__Work item__: Identify the lines in the data below that contain "JSON" and give only how many there are.

(Items from a dataset)
=== Section Start ===
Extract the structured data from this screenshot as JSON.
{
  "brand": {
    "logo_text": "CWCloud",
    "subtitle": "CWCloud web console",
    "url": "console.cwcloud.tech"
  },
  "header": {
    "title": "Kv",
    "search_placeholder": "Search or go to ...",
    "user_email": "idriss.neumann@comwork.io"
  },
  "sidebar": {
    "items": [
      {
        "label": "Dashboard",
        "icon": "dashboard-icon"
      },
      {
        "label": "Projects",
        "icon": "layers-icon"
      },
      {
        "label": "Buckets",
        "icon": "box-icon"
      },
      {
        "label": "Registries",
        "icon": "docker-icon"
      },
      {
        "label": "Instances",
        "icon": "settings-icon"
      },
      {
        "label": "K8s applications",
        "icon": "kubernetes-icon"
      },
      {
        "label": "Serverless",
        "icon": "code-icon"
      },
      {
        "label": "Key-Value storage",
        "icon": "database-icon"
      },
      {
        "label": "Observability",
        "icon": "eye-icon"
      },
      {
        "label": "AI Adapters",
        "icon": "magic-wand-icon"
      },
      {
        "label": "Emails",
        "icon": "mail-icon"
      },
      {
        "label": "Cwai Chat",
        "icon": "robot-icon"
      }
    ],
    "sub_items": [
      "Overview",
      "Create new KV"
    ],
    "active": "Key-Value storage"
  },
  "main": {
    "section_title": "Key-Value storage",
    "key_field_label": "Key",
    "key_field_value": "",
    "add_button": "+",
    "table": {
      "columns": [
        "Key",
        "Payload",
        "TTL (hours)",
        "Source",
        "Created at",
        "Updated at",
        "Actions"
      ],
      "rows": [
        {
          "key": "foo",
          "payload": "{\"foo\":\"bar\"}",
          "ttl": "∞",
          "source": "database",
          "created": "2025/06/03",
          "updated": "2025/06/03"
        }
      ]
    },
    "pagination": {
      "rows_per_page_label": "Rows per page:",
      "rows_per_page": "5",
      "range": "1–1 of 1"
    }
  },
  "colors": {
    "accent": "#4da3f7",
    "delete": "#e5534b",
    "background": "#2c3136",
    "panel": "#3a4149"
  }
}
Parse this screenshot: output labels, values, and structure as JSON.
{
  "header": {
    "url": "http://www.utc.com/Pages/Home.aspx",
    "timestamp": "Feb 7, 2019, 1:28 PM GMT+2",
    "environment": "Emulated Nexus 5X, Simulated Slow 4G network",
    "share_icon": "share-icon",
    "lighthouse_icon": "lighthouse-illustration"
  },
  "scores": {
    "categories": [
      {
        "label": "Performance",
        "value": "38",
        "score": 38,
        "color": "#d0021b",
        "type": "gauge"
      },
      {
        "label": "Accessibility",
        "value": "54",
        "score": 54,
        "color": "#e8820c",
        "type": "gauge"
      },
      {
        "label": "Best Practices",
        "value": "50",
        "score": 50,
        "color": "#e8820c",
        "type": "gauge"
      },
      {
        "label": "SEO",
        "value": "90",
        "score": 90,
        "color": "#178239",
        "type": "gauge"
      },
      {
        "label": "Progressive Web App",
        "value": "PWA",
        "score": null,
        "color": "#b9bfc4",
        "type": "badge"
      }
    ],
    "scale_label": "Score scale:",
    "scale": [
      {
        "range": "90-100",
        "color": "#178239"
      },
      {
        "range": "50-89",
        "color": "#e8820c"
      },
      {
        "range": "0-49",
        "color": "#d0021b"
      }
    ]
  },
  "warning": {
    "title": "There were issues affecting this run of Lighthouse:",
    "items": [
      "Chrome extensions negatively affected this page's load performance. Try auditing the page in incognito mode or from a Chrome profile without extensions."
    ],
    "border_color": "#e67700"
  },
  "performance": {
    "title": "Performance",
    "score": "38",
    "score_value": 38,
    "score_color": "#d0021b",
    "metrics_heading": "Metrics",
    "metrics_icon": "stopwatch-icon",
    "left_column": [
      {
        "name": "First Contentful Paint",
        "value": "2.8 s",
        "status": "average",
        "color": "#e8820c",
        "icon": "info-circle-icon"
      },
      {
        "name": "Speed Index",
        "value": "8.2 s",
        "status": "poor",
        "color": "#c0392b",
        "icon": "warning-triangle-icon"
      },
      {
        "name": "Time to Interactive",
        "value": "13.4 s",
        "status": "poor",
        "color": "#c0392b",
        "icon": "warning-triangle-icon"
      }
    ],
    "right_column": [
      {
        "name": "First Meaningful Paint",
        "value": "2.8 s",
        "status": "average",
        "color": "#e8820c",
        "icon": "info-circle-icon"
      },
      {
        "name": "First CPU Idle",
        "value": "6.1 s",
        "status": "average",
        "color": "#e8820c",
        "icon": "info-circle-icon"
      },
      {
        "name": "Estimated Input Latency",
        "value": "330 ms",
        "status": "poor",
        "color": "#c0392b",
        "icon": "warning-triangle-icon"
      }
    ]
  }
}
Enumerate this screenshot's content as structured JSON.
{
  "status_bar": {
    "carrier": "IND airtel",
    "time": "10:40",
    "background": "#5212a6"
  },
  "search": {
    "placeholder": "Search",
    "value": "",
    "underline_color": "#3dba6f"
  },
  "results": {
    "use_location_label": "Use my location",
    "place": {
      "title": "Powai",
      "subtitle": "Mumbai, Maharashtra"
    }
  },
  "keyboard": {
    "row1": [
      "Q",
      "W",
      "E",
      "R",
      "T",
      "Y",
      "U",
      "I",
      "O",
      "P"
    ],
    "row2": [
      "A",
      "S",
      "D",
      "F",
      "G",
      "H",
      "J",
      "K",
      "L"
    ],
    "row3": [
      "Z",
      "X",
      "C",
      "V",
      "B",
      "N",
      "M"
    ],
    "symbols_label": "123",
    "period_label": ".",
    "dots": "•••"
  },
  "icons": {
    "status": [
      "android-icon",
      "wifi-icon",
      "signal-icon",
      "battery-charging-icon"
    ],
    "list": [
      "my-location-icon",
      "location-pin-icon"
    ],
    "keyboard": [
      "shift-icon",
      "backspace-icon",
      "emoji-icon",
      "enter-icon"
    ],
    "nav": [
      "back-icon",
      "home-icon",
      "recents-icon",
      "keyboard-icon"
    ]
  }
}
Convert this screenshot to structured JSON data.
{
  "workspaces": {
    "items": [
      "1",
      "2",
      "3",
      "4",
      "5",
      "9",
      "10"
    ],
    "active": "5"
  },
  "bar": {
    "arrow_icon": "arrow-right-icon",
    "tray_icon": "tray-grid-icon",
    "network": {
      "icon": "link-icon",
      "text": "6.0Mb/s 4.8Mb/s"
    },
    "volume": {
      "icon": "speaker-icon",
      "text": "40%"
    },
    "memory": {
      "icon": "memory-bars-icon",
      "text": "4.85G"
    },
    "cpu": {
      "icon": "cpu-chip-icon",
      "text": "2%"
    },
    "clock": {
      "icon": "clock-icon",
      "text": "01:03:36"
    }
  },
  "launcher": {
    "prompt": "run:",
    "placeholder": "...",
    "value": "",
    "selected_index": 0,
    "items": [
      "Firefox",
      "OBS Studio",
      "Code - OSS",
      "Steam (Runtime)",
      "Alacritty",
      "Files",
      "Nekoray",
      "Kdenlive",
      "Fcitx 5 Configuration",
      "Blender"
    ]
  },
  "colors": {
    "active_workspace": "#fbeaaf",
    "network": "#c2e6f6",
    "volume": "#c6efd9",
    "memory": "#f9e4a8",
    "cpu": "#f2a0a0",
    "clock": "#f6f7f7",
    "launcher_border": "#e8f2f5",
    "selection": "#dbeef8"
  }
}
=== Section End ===
__Task output__: 4